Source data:
((
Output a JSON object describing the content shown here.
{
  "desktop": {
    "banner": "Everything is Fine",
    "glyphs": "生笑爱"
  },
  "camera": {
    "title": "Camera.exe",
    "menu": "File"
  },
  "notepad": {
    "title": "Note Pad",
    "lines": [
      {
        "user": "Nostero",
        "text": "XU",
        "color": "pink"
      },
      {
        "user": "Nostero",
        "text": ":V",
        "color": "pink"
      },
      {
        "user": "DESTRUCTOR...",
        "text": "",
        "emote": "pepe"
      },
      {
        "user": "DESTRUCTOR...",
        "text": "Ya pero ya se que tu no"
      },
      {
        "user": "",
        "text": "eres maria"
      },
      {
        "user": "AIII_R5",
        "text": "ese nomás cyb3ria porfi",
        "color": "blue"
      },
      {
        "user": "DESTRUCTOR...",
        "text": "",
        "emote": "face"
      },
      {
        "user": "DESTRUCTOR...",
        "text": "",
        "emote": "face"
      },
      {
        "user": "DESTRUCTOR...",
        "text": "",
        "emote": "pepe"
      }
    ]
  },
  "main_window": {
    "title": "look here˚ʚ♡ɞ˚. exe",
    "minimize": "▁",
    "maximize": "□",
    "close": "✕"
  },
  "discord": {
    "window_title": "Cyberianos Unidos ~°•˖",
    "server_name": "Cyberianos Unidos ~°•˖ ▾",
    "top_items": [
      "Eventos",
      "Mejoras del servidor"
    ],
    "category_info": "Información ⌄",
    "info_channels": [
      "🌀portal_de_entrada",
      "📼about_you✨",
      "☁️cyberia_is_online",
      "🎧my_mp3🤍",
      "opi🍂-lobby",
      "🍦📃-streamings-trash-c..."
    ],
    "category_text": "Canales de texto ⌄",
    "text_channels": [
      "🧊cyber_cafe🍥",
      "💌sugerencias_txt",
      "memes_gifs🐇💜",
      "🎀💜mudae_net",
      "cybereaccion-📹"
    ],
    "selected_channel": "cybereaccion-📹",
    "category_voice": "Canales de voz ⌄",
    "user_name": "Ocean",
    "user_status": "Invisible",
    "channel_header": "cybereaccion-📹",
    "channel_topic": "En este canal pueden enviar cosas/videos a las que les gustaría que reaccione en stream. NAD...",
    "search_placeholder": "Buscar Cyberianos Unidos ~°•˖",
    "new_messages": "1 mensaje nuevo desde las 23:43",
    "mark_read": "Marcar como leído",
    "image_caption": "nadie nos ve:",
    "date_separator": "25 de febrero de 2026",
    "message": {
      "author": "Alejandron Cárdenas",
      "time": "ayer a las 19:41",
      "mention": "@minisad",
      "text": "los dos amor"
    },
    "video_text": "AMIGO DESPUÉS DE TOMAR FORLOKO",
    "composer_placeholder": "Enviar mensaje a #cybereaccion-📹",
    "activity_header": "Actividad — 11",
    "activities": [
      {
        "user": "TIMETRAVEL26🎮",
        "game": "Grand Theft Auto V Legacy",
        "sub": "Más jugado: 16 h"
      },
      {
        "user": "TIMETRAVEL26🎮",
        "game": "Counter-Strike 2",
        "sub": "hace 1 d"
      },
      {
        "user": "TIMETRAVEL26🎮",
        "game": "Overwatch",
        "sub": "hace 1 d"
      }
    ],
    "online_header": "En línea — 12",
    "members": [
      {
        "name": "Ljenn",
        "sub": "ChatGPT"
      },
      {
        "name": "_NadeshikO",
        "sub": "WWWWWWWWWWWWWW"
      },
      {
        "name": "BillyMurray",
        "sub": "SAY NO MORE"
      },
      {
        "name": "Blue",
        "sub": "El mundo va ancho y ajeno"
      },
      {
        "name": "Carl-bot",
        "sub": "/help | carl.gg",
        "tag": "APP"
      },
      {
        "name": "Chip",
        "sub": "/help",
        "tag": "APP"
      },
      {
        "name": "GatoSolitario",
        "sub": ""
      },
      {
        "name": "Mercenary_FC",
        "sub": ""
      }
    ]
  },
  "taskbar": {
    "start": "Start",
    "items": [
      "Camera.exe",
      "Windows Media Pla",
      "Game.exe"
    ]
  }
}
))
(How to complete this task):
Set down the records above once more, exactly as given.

(Output below):
Output a JSON object describing the content shown here.
{
  "desktop": {
    "banner": "Everything is Fine",
    "glyphs": "生笑爱"
  },
  "camera": {
    "title": "Camera.exe",
    "menu": "File"
  },
  "notepad": {
    "title": "Note Pad",
    "lines": [
      {
        "user": "Nostero",
        "text": "XU",
        "color": "pink"
      },
      {
        "user": "Nostero",
        "text": ":V",
        "color": "pink"
      },
      {
        "user": "DESTRUCTOR...",
        "text": "",
        "emote": "pepe"
      },
      {
        "user": "DESTRUCTOR...",
        "text": "Ya pero ya se que tu no"
      },
      {
        "user": "",
        "text": "eres maria"
      },
      {
        "user": "AIII_R5",
        "text": "ese nomás cyb3ria porfi",
        "color": "blue"
      },
      {
        "user": "DESTRUCTOR...",
        "text": "",
        "emote": "face"
      },
      {
        "user": "DESTRUCTOR...",
        "text": "",
        "emote": "face"
      },
      {
        "user": "DESTRUCTOR...",
        "text": "",
        "emote": "pepe"
      }
    ]
  },
  "main_window": {
    "title": "look here˚ʚ♡ɞ˚. exe",
    "minimize": "▁",
    "maximize": "□",
    "close": "✕"
  },
  "discord": {
    "window_title": "Cyberianos Unidos ~°•˖",
    "server_name": "Cyberianos Unidos ~°•˖ ▾",
    "top_items": [
      "Eventos",
      "Mejoras del servidor"
    ],
    "category_info": "Información ⌄",
    "info_channels": [
      "🌀portal_de_entrada",
      "📼about_you✨",
      "☁️cyberia_is_online",
      "🎧my_mp3🤍",
      "opi🍂-lobby",
      "🍦📃-streamings-trash-c..."
    ],
    "category_text": "Canales de texto ⌄",
    "text_channels": [
      "🧊cyber_cafe🍥",
      "💌sugerencias_txt",
      "memes_gifs🐇💜",
      "🎀💜mudae_net",
      "cybereaccion-📹"
    ],
    "selected_channel": "cybereaccion-📹",
    "category_voice": "Canales de voz ⌄",
    "user_name": "Ocean",
    "user_status": "Invisible",
    "channel_header": "cybereaccion-📹",
    "channel_topic": "En este canal pueden enviar cosas/videos a las que les gustaría que reaccione en stream. NAD...",
    "search_placeholder": "Buscar Cyberianos Unidos ~°•˖",
    "new_messages": "1 mensaje nuevo desde las 23:43",
    "mark_read": "Marcar como leído",
    "image_caption": "nadie nos ve:",
    "date_separator": "25 de febrero de 2026",
    "message": {
      "author": "Alejandron Cárdenas",
      "time": "ayer a las 19:41",
      "mention": "@minisad",
      "text": "los dos amor"
    },
    "video_text": "AMIGO DESPUÉS DE TOMAR FORLOKO",
    "composer_placeholder": "Enviar mensaje a #cybereaccion-📹",
    "activity_header": "Actividad — 11",
    "activities": [
      {
        "user": "TIMETRAVEL26🎮",
        "game": "Grand Theft Auto V Legacy",
        "sub": "Más jugado: 16 h"
      },
      {
        "user": "TIMETRAVEL26🎮",
        "game": "Counter-Strike 2",
        "sub": "hace 1 d"
      },
      {
        "user": "TIMETRAVEL26🎮",
        "game": "Overwatch",
        "sub": "hace 1 d"
      }
    ],
    "online_header": "En línea — 12",
    "members": [
      {
        "name": "Ljenn",
        "sub": "ChatGPT"
      },
      {
        "name": "_NadeshikO",
        "sub": "WWWWWWWWWWWWWW"
      },
      {
        "name": "BillyMurray",
        "sub": "SAY NO MORE"
      },
      {
        "name": "Blue",
        "sub": "El mundo va ancho y ajeno"
      },
      {
        "name": "Carl-bot",
        "sub": "/help | carl.gg",
        "tag": "APP"
      },
      {
        "name": "Chip",
        "sub": "/help",
        "tag": "APP"
      },
      {
        "name": "GatoSolitario",
        "sub": ""
      },
      {
        "name": "Mercenary_FC",
        "sub": ""
      }
    ]
  },
  "taskbar": {
    "start": "Start",
    "items": [
      "Camera.exe",
      "Windows Media Pla",
      "Game.exe"
    ]
  }
}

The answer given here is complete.